Arrears billing is one of two ways businesses typically bill customers. In deciding how you should you bill your customers, familiarizing yourself with billing in arrears vs. billing in advance (as well as other types of billing) is a helpful step before setting up your billing process. In this article, we will go over what it means to be paid in arrears and other options you have.
What Does Arrears Billing Mean?
In billing, the most common options are: billing in advance and billing in arrears. Billing in arrears simply means that you bill your customers after the job is complete. Instead of taking payment beforehand to cover expenses or other costs, you must wait until after the work is completed to get paid. You may have also heard it referred to as “invoice in arrears,” “paid in arrears,” or “arrears billing.” (Do note that “arrears” is another term used in accounting to refer to payments that are late or overdue.)
Consider this arrears billing example: you are an electrician who is doing a small, one-time job for a homeowner. You finish the work and your client pays at the end of your visit. This is arrears billing. If you’re a freelance writer, you may get paid after sending an invoice in arrears, meaning that you bill your client after finishing the project, not before or in the middle of it.
As a small business owner, arrears billing can be simpler to manage but it can also be challenging to maintain proper cash flow. You do have other billing options, though.

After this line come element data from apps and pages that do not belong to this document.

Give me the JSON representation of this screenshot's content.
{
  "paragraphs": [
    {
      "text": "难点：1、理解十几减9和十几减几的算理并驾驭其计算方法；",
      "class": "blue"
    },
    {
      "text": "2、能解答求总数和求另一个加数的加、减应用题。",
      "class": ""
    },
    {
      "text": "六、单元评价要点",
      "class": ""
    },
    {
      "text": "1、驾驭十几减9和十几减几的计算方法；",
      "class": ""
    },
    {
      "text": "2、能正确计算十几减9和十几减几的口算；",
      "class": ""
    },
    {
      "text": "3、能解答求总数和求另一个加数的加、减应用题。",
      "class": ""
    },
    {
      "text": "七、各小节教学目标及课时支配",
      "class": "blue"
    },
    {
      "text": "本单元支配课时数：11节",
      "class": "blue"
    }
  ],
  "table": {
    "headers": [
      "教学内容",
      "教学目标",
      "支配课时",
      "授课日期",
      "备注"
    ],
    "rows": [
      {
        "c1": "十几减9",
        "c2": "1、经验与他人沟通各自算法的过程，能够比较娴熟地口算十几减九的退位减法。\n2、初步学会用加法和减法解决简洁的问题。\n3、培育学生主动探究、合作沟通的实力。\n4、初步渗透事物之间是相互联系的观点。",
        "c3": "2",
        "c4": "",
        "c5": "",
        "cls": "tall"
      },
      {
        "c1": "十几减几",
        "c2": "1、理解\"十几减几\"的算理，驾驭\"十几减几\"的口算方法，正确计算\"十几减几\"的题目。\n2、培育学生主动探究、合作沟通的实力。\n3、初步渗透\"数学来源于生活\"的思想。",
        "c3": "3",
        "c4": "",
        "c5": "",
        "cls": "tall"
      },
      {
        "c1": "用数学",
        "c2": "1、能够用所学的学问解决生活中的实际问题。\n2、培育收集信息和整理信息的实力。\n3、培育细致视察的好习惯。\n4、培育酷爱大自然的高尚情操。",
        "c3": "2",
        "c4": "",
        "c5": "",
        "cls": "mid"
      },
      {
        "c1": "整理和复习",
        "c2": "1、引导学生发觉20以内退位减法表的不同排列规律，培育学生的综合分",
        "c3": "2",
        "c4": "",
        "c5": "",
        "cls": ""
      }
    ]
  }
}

Arrears billing vs. billing in advance
The difference between arrears billing vs. billing in advance is simple. With arrears billing you pay after work is done. If you bill in advance, you send an invoice for the full and total amount before work commences.
Unfortunately, this makes it easier for the small business but it can test the trust of your customers. If they’re unsure if you’ll do the job to their expectations, they may be unwilling to pay in advance. Billing in advance is likely best done with repeat customers or in fields where this is the industry standard.
Other billing options
In addition to getting paid in arrears or in advance, there are a few other options. These include:
- Retainers: Many industries that perform ongoing work on a regular basis require payments made in advance or on an automatic, upfront schedule. Examples may include monthly IT services, legal help, or accounting fees.
- Scheduled payments: Handling long-term projects? A scheduled payment calendar divides the project into multiple, measurable benchmarks. For example, a website developer may bill their client a percentage of the full fee after initial mock-ups are approved, another portion of it half-way through development, and then the rest of the amount once the site is finished.
- Initial deposits: You charge the customer for an initial deposit that’s a percentage of the total. For example, construction companies may charge for the cost of supplies up front before beginning work on a larger remodel or build.
What Are the Pros and Cons of Billing in Arrears?
Billing in arrears is a great option for many businesses. It’s used by the smallest businesses as well as the largest utility companies.
For example, as a consumer, you most likely pay your water and cable bills in arrears. You consume water or data respectively and then the companies bill you after you have used their product or service.
Further, this is often the most efficient billing method for many companies because if they had customers pre-pay up front they may overcharge their customers and then have to issue a refund, or they may undercharge and have to issue multiple bills. For these types of companies, billing in arrears is the most efficient for them and their customers.
With all business decisions there are pros and cons you must consider. Most importantly, this is what you should think about to determine if billing in arrears is right for your business.
Pros of arrears billing
The pros of billing in arrears include:
- Delivers flexibility to your business and your customers
- Limits the amount of refunds your company will need to process
- Allows your business to get paid in full for all products or services you provided for the customer
Cons of arrears billing
The cons of billing in arrears include:
- Delays payments, which means less cash in your business
- Requires time to set up consistent and automatic processes to remind customers to pay
- Risks that your company is not paid by your customer after work is done
How to Reduce the Risks of Billing in Arrears
If you’re concerned with the drawbacks of billing in arrears, but can’t bill in advance, you can mitigate your risks. Here’s how:
- First, check the credit of your customers to make sure they are trustworthy and have a high probability of paying their bills
- Second, to help manage cash flow in your business, you can require a deposit or down payment (as noted above)
- Finally, you can use tools (like PaySimple) to easily track your invoices and resend them with the click of a button or easily set up a recurring payment schedule
For many businesses, arrears billing is an industry standard. If you must invoice in arrears to remain competitive, these steps can help you get a bit more peace of mind.
How to Bill in Arrears with PaySimple
If you use PaySimple and want to bill in arrears, the steps are easy.
All you need to do is go to your Settings page. Under “Billing Preferences,” enable the “Billing in Arrears” option. You can also click here to get a step-by-step tutorial with images. Once you’ve enabled the ability to invoice in arrears you’ll need to manage your billing schedules that bill in arrears. This tutorial walks you through the simple steps to billing in arrears.